(Data extracted from a collection)

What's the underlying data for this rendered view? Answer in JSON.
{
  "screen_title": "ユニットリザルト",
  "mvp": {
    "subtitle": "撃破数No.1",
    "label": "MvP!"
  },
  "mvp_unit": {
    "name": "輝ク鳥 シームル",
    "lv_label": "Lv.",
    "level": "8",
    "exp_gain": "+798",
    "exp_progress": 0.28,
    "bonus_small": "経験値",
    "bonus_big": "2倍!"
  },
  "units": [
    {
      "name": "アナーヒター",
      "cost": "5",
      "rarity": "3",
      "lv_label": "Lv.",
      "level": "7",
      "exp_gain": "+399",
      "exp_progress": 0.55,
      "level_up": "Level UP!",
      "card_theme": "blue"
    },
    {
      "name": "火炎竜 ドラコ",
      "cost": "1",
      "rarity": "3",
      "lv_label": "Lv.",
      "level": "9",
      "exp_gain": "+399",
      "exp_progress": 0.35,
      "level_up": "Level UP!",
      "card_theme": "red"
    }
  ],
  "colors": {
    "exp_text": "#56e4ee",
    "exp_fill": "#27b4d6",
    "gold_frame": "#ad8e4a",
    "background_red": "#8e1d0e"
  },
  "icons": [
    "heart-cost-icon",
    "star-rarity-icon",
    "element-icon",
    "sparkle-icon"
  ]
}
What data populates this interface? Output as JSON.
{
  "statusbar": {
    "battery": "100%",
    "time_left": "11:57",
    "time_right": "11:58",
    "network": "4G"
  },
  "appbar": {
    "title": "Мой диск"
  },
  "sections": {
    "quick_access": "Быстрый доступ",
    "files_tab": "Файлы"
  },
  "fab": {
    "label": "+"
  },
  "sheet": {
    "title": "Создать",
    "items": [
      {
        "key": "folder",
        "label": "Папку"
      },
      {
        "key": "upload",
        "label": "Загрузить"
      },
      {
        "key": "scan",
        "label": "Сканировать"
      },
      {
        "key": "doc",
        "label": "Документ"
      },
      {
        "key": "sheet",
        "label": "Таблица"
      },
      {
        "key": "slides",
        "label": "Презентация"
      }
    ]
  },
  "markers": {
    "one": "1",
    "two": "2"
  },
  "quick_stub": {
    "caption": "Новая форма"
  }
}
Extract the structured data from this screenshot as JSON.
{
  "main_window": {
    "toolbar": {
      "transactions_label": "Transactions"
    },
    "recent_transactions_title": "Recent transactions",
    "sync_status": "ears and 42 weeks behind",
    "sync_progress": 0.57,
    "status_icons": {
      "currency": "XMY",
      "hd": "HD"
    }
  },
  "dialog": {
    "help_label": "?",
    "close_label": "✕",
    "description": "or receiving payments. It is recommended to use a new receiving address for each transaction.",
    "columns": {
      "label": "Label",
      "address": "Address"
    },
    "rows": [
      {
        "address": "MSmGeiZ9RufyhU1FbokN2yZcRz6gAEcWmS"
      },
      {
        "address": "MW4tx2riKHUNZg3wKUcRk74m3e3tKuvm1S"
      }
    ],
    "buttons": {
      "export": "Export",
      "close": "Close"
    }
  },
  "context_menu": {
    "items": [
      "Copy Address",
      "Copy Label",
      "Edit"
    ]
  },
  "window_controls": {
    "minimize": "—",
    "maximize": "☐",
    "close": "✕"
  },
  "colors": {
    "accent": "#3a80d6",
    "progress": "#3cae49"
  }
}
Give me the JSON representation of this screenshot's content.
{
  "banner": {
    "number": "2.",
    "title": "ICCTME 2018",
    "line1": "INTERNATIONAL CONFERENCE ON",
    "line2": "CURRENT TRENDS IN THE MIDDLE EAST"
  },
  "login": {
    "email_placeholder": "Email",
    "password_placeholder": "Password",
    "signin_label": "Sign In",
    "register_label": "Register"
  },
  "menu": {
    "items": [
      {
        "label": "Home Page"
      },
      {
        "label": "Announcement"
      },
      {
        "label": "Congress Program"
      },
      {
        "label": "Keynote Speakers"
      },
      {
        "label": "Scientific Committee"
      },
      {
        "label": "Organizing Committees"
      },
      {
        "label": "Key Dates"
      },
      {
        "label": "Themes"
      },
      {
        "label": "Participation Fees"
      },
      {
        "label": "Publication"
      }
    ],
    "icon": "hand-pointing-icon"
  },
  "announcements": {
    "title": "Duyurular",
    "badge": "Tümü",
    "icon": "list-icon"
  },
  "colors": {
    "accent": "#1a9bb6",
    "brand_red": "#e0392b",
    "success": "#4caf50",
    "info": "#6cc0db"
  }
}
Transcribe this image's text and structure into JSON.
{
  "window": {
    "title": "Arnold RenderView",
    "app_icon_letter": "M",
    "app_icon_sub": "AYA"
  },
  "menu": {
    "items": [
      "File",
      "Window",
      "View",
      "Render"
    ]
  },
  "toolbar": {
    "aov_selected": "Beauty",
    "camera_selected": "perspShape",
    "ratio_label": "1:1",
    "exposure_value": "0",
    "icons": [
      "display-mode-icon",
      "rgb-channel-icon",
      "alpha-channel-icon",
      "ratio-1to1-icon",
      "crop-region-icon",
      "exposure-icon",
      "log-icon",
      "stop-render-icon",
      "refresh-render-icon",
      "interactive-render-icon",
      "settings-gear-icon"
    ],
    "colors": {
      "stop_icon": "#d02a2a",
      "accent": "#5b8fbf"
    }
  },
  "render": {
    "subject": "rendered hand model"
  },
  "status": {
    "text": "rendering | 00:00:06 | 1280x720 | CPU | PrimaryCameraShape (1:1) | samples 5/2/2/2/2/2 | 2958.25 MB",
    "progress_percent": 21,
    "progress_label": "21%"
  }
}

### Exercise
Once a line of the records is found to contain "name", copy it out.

### Answer to this exercise
    "name": "輝ク鳥 シームル",
      "name": "アナーヒター",
      "name": "火炎竜 ドラコ",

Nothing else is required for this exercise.